- _Records for processing_:
------------------------------------------------------------
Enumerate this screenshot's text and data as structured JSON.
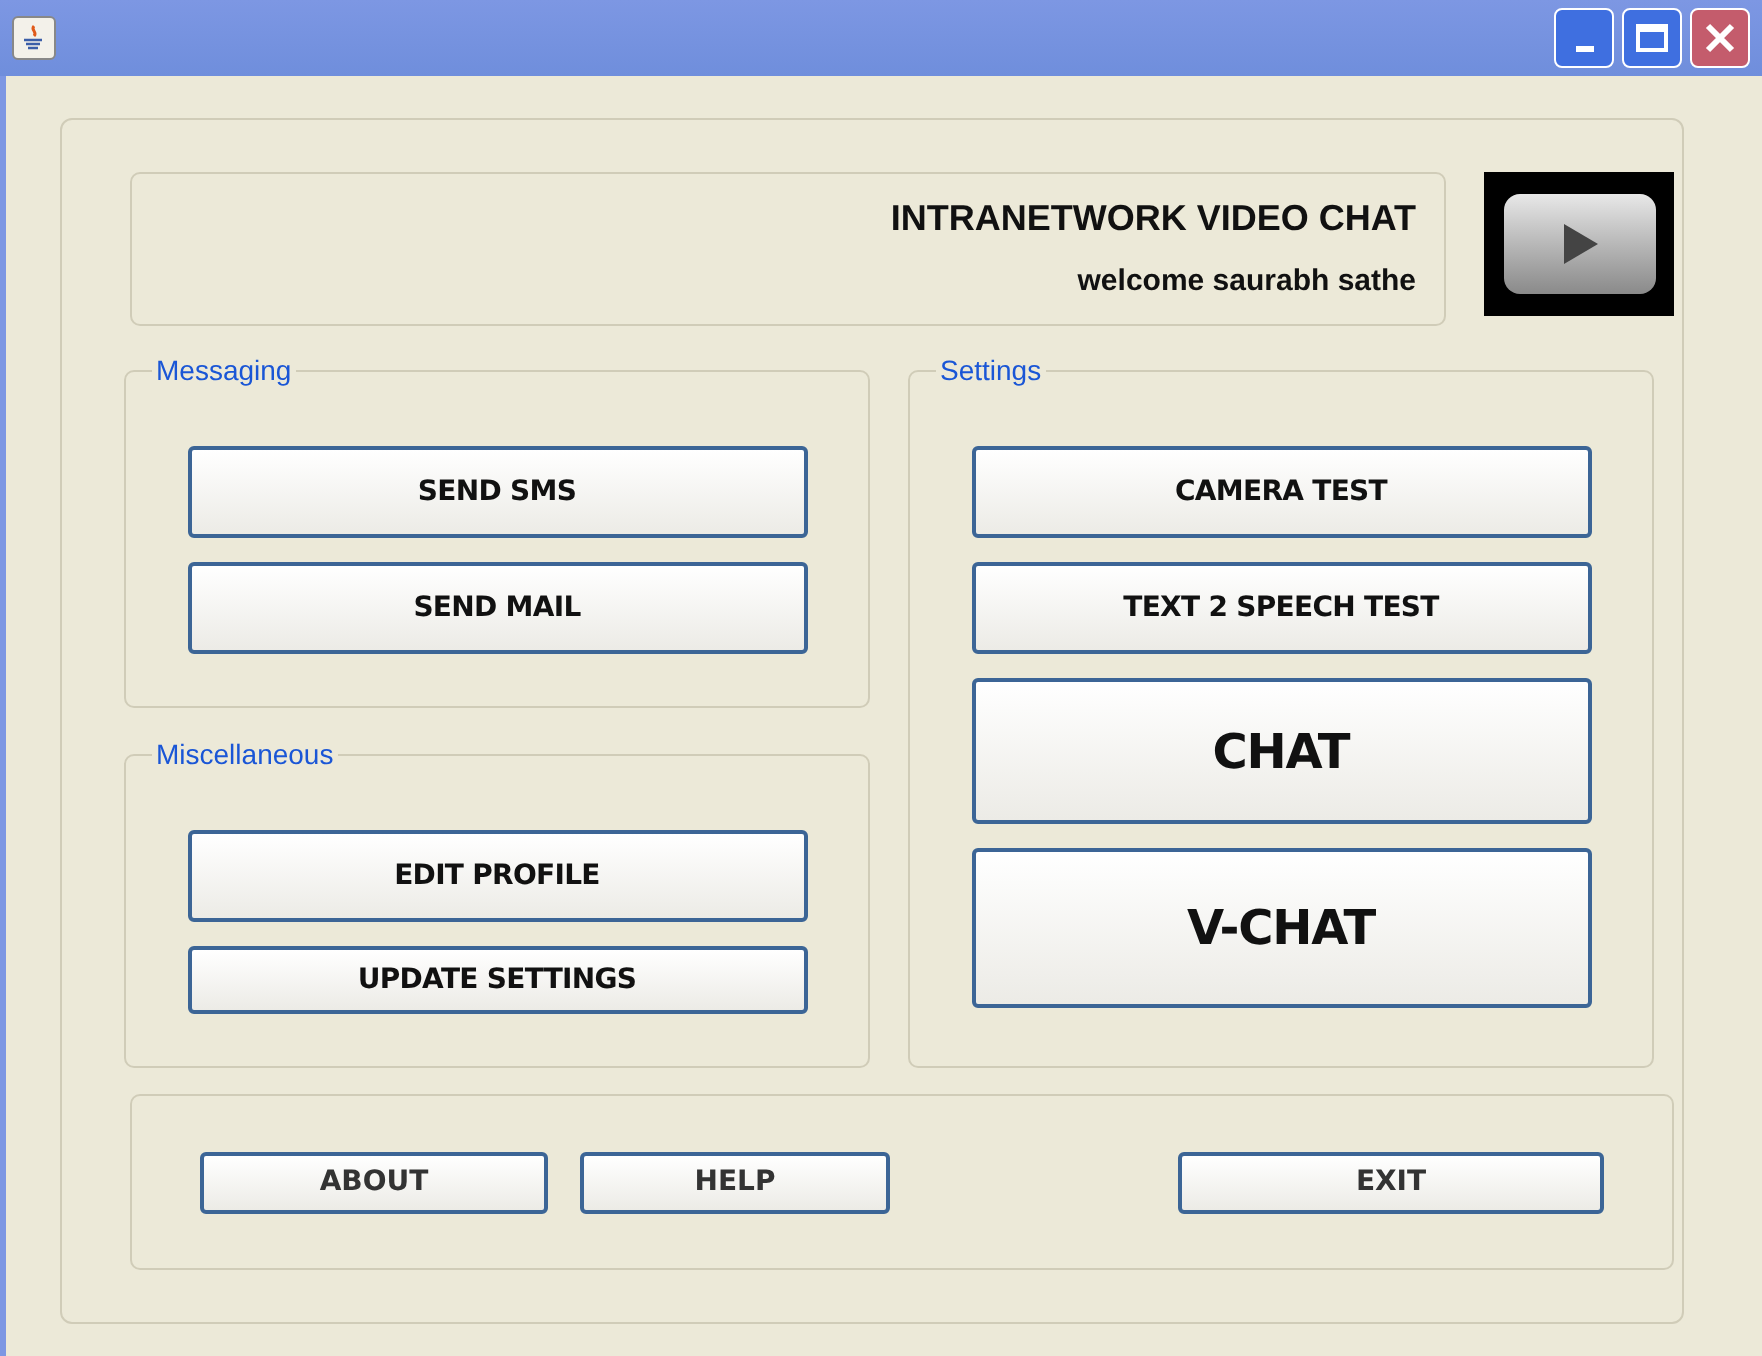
{
  "header": {
    "title": "INTRANETWORK VIDEO CHAT",
    "welcome": "welcome saurabh sathe"
  },
  "groups": [
    {
      "title": "Messaging",
      "buttons": [
        {
          "label": "SEND SMS",
          "kind": "normal"
        },
        {
          "label": "SEND MAIL",
          "kind": "normal"
        }
      ]
    },
    {
      "title": "Miscellaneous",
      "buttons": [
        {
          "label": "EDIT PROFILE",
          "kind": "normal"
        },
        {
          "label": "UPDATE SETTINGS",
          "kind": "small"
        }
      ]
    },
    {
      "title": "Settings",
      "buttons": [
        {
          "label": "CAMERA TEST",
          "kind": "normal"
        },
        {
          "label": "TEXT 2 SPEECH TEST",
          "kind": "normal"
        },
        {
          "label": "CHAT",
          "kind": "large"
        },
        {
          "label": "V-CHAT",
          "kind": "xlarge"
        }
      ]
    }
  ],
  "footer_buttons": [
    {
      "label": "ABOUT"
    },
    {
      "label": "HELP"
    },
    {
      "label": "EXIT"
    }
  ]
}
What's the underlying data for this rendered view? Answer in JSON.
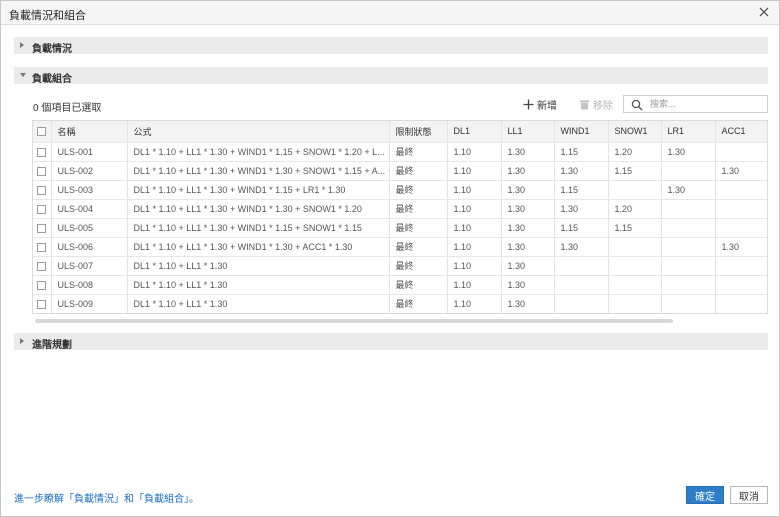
{
  "dialog": {
    "title": "負載情況和組合"
  },
  "sections": {
    "load_cases": "負載情況",
    "load_combinations": "負載組合",
    "advanced": "進階規劃"
  },
  "toolbar": {
    "selected_count": "0 個項目已選取",
    "add_label": "新增",
    "remove_label": "移除",
    "search_placeholder": "搜索..."
  },
  "table": {
    "columns": [
      "",
      "名稱",
      "公式",
      "限制狀態",
      "DL1",
      "LL1",
      "WIND1",
      "SNOW1",
      "LR1",
      "ACC1"
    ],
    "rows": [
      [
        "",
        "ULS-001",
        "DL1 * 1.10 + LL1 * 1.30 + WIND1 * 1.15 + SNOW1 * 1.20 + L...",
        "最終",
        "1.10",
        "1.30",
        "1.15",
        "1.20",
        "1.30",
        ""
      ],
      [
        "",
        "ULS-002",
        "DL1 * 1.10 + LL1 * 1.30 + WIND1 * 1.30 + SNOW1 * 1.15 + A...",
        "最終",
        "1.10",
        "1.30",
        "1.30",
        "1.15",
        "",
        "1.30"
      ],
      [
        "",
        "ULS-003",
        "DL1 * 1.10 + LL1 * 1.30 + WIND1 * 1.15 + LR1 * 1.30",
        "最終",
        "1.10",
        "1.30",
        "1.15",
        "",
        "1.30",
        ""
      ],
      [
        "",
        "ULS-004",
        "DL1 * 1.10 + LL1 * 1.30 + WIND1 * 1.30 + SNOW1 * 1.20",
        "最終",
        "1.10",
        "1.30",
        "1.30",
        "1.20",
        "",
        ""
      ],
      [
        "",
        "ULS-005",
        "DL1 * 1.10 + LL1 * 1.30 + WIND1 * 1.15 + SNOW1 * 1.15",
        "最終",
        "1.10",
        "1.30",
        "1.15",
        "1.15",
        "",
        ""
      ],
      [
        "",
        "ULS-006",
        "DL1 * 1.10 + LL1 * 1.30 + WIND1 * 1.30 + ACC1 * 1.30",
        "最終",
        "1.10",
        "1.30",
        "1.30",
        "",
        "",
        "1.30"
      ],
      [
        "",
        "ULS-007",
        "DL1 * 1.10 + LL1 * 1.30",
        "最終",
        "1.10",
        "1.30",
        "",
        "",
        "",
        ""
      ],
      [
        "",
        "ULS-008",
        "DL1 * 1.10 + LL1 * 1.30",
        "最終",
        "1.10",
        "1.30",
        "",
        "",
        "",
        ""
      ],
      [
        "",
        "ULS-009",
        "DL1 * 1.10 + LL1 * 1.30",
        "最終",
        "1.10",
        "1.30",
        "",
        "",
        "",
        ""
      ]
    ]
  },
  "footer": {
    "help_link": "進一步瞭解「負載情況」和「負載組合」。",
    "ok_label": "確定",
    "cancel_label": "取消"
  },
  "icons": {
    "close": "close-icon",
    "collapsed": "caret-right-icon",
    "expanded": "caret-down-icon",
    "add": "plus-icon",
    "remove": "trash-icon",
    "search": "search-icon"
  },
  "colors": {
    "accent": "#2d7dc9",
    "link": "#1a6ec4",
    "section_bg": "#ebebeb",
    "disabled": "#b5b5b5"
  }
}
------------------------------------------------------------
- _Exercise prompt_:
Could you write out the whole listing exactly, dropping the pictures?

- _Output_:
Enumerate this screenshot's text and data as structured JSON.
{
  "header": {
    "title": "INTRANETWORK VIDEO CHAT",
    "welcome": "welcome saurabh sathe"
  },
  "groups": [
    {
      "title": "Messaging",
      "buttons": [
        {
          "label": "SEND SMS",
          "kind": "normal"
        },
        {
          "label": "SEND MAIL",
          "kind": "normal"
        }
      ]
    },
    {
      "title": "Miscellaneous",
      "buttons": [
        {
          "label": "EDIT PROFILE",
          "kind": "normal"
        },
        {
          "label": "UPDATE SETTINGS",
          "kind": "small"
        }
      ]
    },
    {
      "title": "Settings",
      "buttons": [
        {
          "label": "CAMERA TEST",
          "kind": "normal"
        },
        {
          "label": "TEXT 2 SPEECH TEST",
          "kind": "normal"
        },
        {
          "label": "CHAT",
          "kind": "large"
        },
        {
          "label": "V-CHAT",
          "kind": "xlarge"
        }
      ]
    }
  ],
  "footer_buttons": [
    {
      "label": "ABOUT"
    },
    {
      "label": "HELP"
    },
    {
      "label": "EXIT"
    }
  ]
}
What's the underlying data for this rendered view? Answer in JSON.
{
  "dialog": {
    "title": "負載情況和組合"
  },
  "sections": {
    "load_cases": "負載情況",
    "load_combinations": "負載組合",
    "advanced": "進階規劃"
  },
  "toolbar": {
    "selected_count": "0 個項目已選取",
    "add_label": "新增",
    "remove_label": "移除",
    "search_placeholder": "搜索..."
  },
  "table": {
    "columns": [
      "",
      "名稱",
      "公式",
      "限制狀態",
      "DL1",
      "LL1",
      "WIND1",
      "SNOW1",
      "LR1",
      "ACC1"
    ],
    "rows": [
      [
        "",
        "ULS-001",
        "DL1 * 1.10 + LL1 * 1.30 + WIND1 * 1.15 + SNOW1 * 1.20 + L...",
        "最終",
        "1.10",
        "1.30",
        "1.15",
        "1.20",
        "1.30",
        ""
      ],
      [
        "",
        "ULS-002",
        "DL1 * 1.10 + LL1 * 1.30 + WIND1 * 1.30 + SNOW1 * 1.15 + A...",
        "最終",
        "1.10",
        "1.30",
        "1.30",
        "1.15",
        "",
        "1.30"
      ],
      [
        "",
        "ULS-003",
        "DL1 * 1.10 + LL1 * 1.30 + WIND1 * 1.15 + LR1 * 1.30",
        "最終",
        "1.10",
        "1.30",
        "1.15",
        "",
        "1.30",
        ""
      ],
      [
        "",
        "ULS-004",
        "DL1 * 1.10 + LL1 * 1.30 + WIND1 * 1.30 + SNOW1 * 1.20",
        "最終",
        "1.10",
        "1.30",
        "1.30",
        "1.20",
        "",
        ""
      ],
      [
        "",
        "ULS-005",
        "DL1 * 1.10 + LL1 * 1.30 + WIND1 * 1.15 + SNOW1 * 1.15",
        "最終",
        "1.10",
        "1.30",
        "1.15",
        "1.15",
        "",
        ""
      ],
      [
        "",
        "ULS-006",
        "DL1 * 1.10 + LL1 * 1.30 + WIND1 * 1.30 + ACC1 * 1.30",
        "最終",
        "1.10",
        "1.30",
        "1.30",
        "",
        "",
        "1.30"
      ],
      [
        "",
        "ULS-007",
        "DL1 * 1.10 + LL1 * 1.30",
        "最終",
        "1.10",
        "1.30",
        "",
        "",
        "",
        ""
      ],
      [
        "",
        "ULS-008",
        "DL1 * 1.10 + LL1 * 1.30",
        "最終",
        "1.10",
        "1.30",
        "",
        "",
        "",
        ""
      ],
      [
        "",
        "ULS-009",
        "DL1 * 1.10 + LL1 * 1.30",
        "最終",
        "1.10",
        "1.30",
        "",
        "",
        "",
        ""
      ]
    ]
  },
  "footer": {
    "help_link": "進一步瞭解「負載情況」和「負載組合」。",
    "ok_label": "確定",
    "cancel_label": "取消"
  },
  "icons": {
    "close": "close-icon",
    "collapsed": "caret-right-icon",
    "expanded": "caret-down-icon",
    "add": "plus-icon",
    "remove": "trash-icon",
    "search": "search-icon"
  },
  "colors": {
    "accent": "#2d7dc9",
    "link": "#1a6ec4",
    "section_bg": "#ebebeb",
    "disabled": "#b5b5b5"
  }
}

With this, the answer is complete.